At this point the plane will be travelling relatively fast so unless the landing surface it "glass" smooth the initial force tries to force the wheels backwards. The length of the undercarriage leg means any force at the wheel is significantly magnified at the attachment and may cause the glue joint to simply "peel" apart.
It is difficult to judge how things may fail so you may just have to "try it and see".
 

cdfigueredo

Well-known member
#18
My concern is not with the strength of the mounting to take the vertical load but it ability to resist the rearward forces that the undercarriage receives, particularly on the initial touch down.
At this point the plane will be travelling relatively fast so unless the landing surface it "glass" smooth the initial force tries to force the wheels backwards.

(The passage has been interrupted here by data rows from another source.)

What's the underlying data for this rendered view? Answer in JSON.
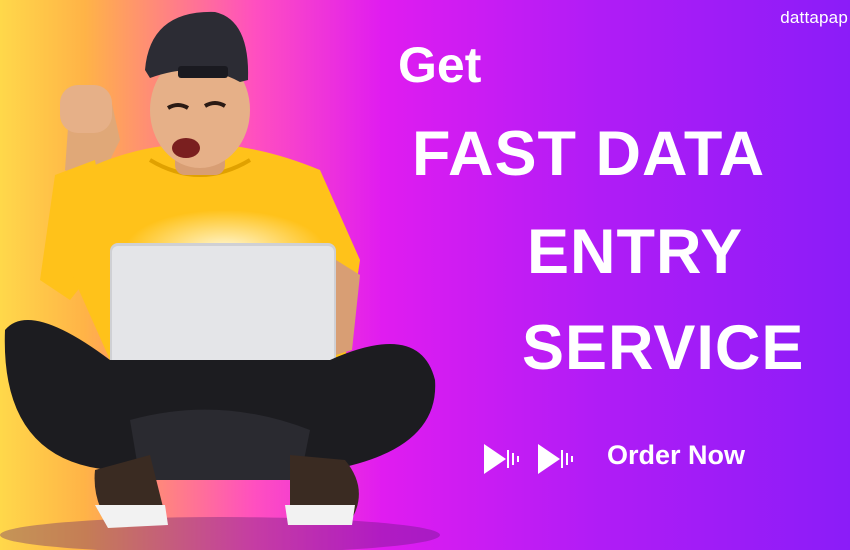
{
  "brand": {
    "name": "dattapap"
  },
  "headline": {
    "line1": "Get",
    "line2": "FAST DATA",
    "line3": "ENTRY",
    "line4": "SERVICE"
  },
  "cta": {
    "label": "Order Now",
    "icon": "play-arrows-icon"
  },
  "illustration": {
    "subject": "man-with-laptop-photo"
  },
  "colors": {
    "gradient_left": "#ffd84a",
    "gradient_middle": "#e01cf0",
    "gradient_right": "#8b1cf8",
    "text": "#ffffff",
    "shirt": "#ffc21a"
  }
}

The length of the undercarriage leg means any force at the wheel is significantly magnified at the attachment and may cause the glue joint to simply "peel" apart.
It is difficult to judge how things may fail so you may just have to "try it and see".
:eek::eek::eek: i got it.... u are right. oh crap- :confused:
i think i need to find an other aproach...
what do u think if i use this new idea:
wen.jpg
55555.jpg
instead of using a small plastic sheat glued to the "detachable bottom", i could use a biger one with same area of the "detachable bottom"???
so that new sheat will be hot glued to the "detachable bottom" and also fixed with same screws that attach the wings to the fuse (black holes)...
The main gear will be sewn too to this new sheat.

What do u think???
 

quorneng

Well-known member
#20
How sure are that the sewn undercarriage will ot simply pull the plastic sheet away from the detachable bottom.
By comparison the nose gear is likely to be much stronger being mechanically clamped to a thick wooden bulkhead.
If the main gear was mechanically clamped to a solid wood detachable bottom then it would be as secure as the nose leg.